Empathy is the ability to recognize another person’s emotional state, experiences and thoughts without them openly expressing their emotions (Ruiz-Junco & Morrison, 2019). Being empathetic involves trying to be in the type of world the client is and asking oneself “what if it was me?”  Patients handle difficult situations with different emotions such as being anxious, angered or losing hope. Besides, emotions come as a result of fear of death, excruciating pain, body alterations, financial costs and loss of dignity, control, and independence (Goldsmith & Ragan, 2017). Patients who are empathetically understood can trust and recognize themselves and make positive behavioural changes. Consequently, nurses should help patients and their families to accept the situation, experience pain, adjust and move on.

Moreover, patients should be allowed and given time to express their emotions in their unique ways. Positive body language, such as the use of hands and facial expressions, should be adopted to portray a positive attitude (Ruiz-Junco & Morrison, 2019). Positive body language gives hope and shows that you love, appreciate and concerned about the patient. Additionally, nurses should practise the art of attentive listening when communicating with patients and their families (Goldsmith & Ragan, 2017). Attentive listening helps in detecting a depressed or anxious client who needs counselling and encouragement.

Providing Nursing Care and Support at Stage of Imminent Death
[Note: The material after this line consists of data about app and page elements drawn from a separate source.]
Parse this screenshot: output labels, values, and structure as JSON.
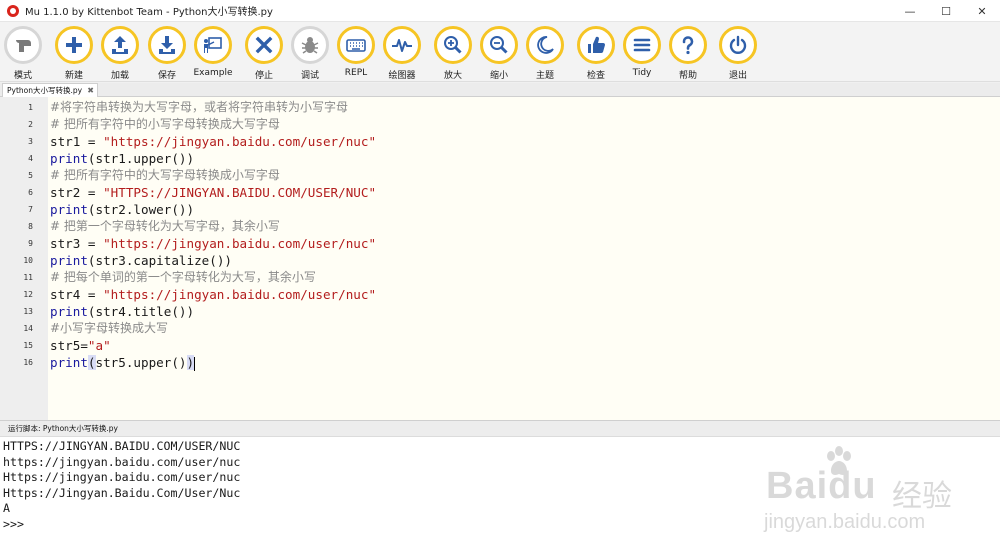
{
  "window": {
    "title": "Mu 1.1.0 by Kittenbot Team - Python大小写转换.py",
    "controls": {
      "minimize": "—",
      "maximize": "☐",
      "close": "✕"
    }
  },
  "toolbar": {
    "buttons": [
      {
        "label": "模式",
        "icon": "mode-icon"
      },
      {
        "label": "新建",
        "icon": "plus-icon"
      },
      {
        "label": "加载",
        "icon": "load-icon"
      },
      {
        "label": "保存",
        "icon": "save-icon"
      },
      {
        "label": "Example",
        "icon": "example-icon"
      },
      {
        "label": "停止",
        "icon": "stop-icon"
      },
      {
        "label": "调试",
        "icon": "bug-icon"
      },
      {
        "label": "REPL",
        "icon": "keyboard-icon"
      },
      {
        "label": "绘图器",
        "icon": "plotter-icon"
      },
      {
        "label": "放大",
        "icon": "zoom-in-icon"
      },
      {
        "label": "缩小",
        "icon": "zoom-out-icon"
      },
      {
        "label": "主题",
        "icon": "moon-icon"
      },
      {
        "label": "检查",
        "icon": "thumbs-up-icon"
      },
      {
        "label": "Tidy",
        "icon": "tidy-icon"
      },
      {
        "label": "帮助",
        "icon": "help-icon"
      },
      {
        "label": "退出",
        "icon": "power-icon"
      }
    ]
  },
  "tab": {
    "label": "Python大小写转换.py",
    "close": "✖"
  },
  "editor": {
    "lines": [
      {
        "n": "1",
        "text": "#将字符串转换为大写字母，或者将字符串转为小写字母"
      },
      {
        "n": "2",
        "text": "# 把所有字符中的小写字母转换成大写字母"
      },
      {
        "n": "3",
        "text": "str1 = \"https://jingyan.baidu.com/user/nuc\""
      },
      {
        "n": "4",
        "text": "print(str1.upper())"
      },
      {
        "n": "5",
        "text": "# 把所有字符中的大写字母转换成小写字母"
      },
      {
        "n": "6",
        "text": "str2 = \"HTTPS://JINGYAN.BAIDU.COM/USER/NUC\""
      },
      {
        "n": "7",
        "text": "print(str2.lower())"
      },
      {
        "n": "8",
        "text": "# 把第一个字母转化为大写字母，其余小写"
      },
      {
        "n": "9",
        "text": "str3 = \"https://jingyan.baidu.com/user/nuc\""
      },
      {
        "n": "10",
        "text": "print(str3.capitalize())"
      },
      {
        "n": "11",
        "text": "# 把每个单词的第一个字母转化为大写，其余小写"
      },
      {
        "n": "12",
        "text": "str4 = \"https://jingyan.baidu.com/user/nuc\""
      },
      {
        "n": "13",
        "text": "print(str4.title())"
      },
      {
        "n": "14",
        "text": "#小写字母转换成大写"
      },
      {
        "n": "15",
        "text": "str5=\"a\""
      },
      {
        "n": "16",
        "text": "print(str5.upper())"
      }
    ]
  },
  "run_panel": {
    "header": "运行脚本: Python大小写转换.py",
    "output": [
      "HTTPS://JINGYAN.BAIDU.COM/USER/NUC",
      "https://jingyan.baidu.com/user/nuc",
      "Https://jingyan.baidu.com/user/nuc",
      "Https://Jingyan.Baidu.Com/User/Nuc",
      "A",
      ">>>"
    ]
  },
  "watermark": {
    "brand": "Baidu",
    "cn": "经验",
    "url": "jingyan.baidu.com"
  },
  "colors": {
    "button_ring": "#f6c524",
    "editor_bg": "#fffef5",
    "keyword": "#1a1a9e",
    "string": "#b31d1d",
    "comment": "#8a8a8a"
  }
}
Death is a normal stage of life, and every individual should be allowed to have a peaceful and dignified death. However, during the dying process, patients should be provided with interventions to relieve pain and control symptoms. The aim of palliate care is not to cure but to improve the quality of life and have a dignified death with minimal suffering (Bousquet et al., 2015). Consequently, palliative care should be offered in a manner that is sensitive to the patient’s culture.

The family members should receive explanations regarding some of the signs of imminent death as a preparation process (Holm et al., 2015). Besides, the family should be assured death is not always a painful process. Family members should be informed that their presence can be a source of comfort and hope to the patient (Holm et al., 2015). They should also be encouraged to talk to the patient even though he or she is too weak to respond. Lastly, the family should be encouraged to say goodbye at the bedside when the patient dies, and professional counselling should be offered to ease the grieving process.

Conclusion

In summary, a nurse should adequately prepare before breaking the bad news to patients and their families. This is by preparing a conducive environment and finding out any information that they have. The nurse should also allow the patient to express their emotions and should handle these emotions with empathy. Moreover, nurses should use positive body language and attentive listening skills when communicating with patients and families. Lastly, patients and family members should be offered end of life care and taken through the dying and grieving process. By doing these, the end-of-life care offered will ensure a less painful death to the family members and even the patient.

References

Bousquet, G., Orri, M., Winterman, S., Brugière, C., Verneuil, L., & Revah-Levy, A. (2015). Breaking bad news in oncology: a metasynthesis. Journal of Clinical Oncology33(22), 2437-2443.

Goldsmith, J., & Ragan, S. (2017). Palliative care and the family caregiver: trading mutual pretence (empathy) for a sustained gaze (compassion). Behavioral Sciences7(2), 19.

Holm, M., Henriksson, A., Carlander, I., Wengström, Y., & Öhlen, J. (2015). Preparing for family caregiving in specialized palliative home care: an ongoing process. Palliative & supportive care13(3), 767-775.

Mishelmovich, N., Arber, A., & Odelius, A. (2016). Breaking significant news: The experience of clinical nurse specialists in cancer and palliative care. European Journal of Oncology Nursing21, 153-159.

Osinski, A., Vreugdenhil, G., de Koning, J., & van der Hoeven, J. G. (2017). Do-not-resuscitate orders in cancer patients: a review of literature. Supportive Care in Cancer25(2), 677-685.

Ruiz-Junco, N., & Morrison, D. R. (2019). Empathy as Care: the Model of Palliative Medicine. Society, 1-8.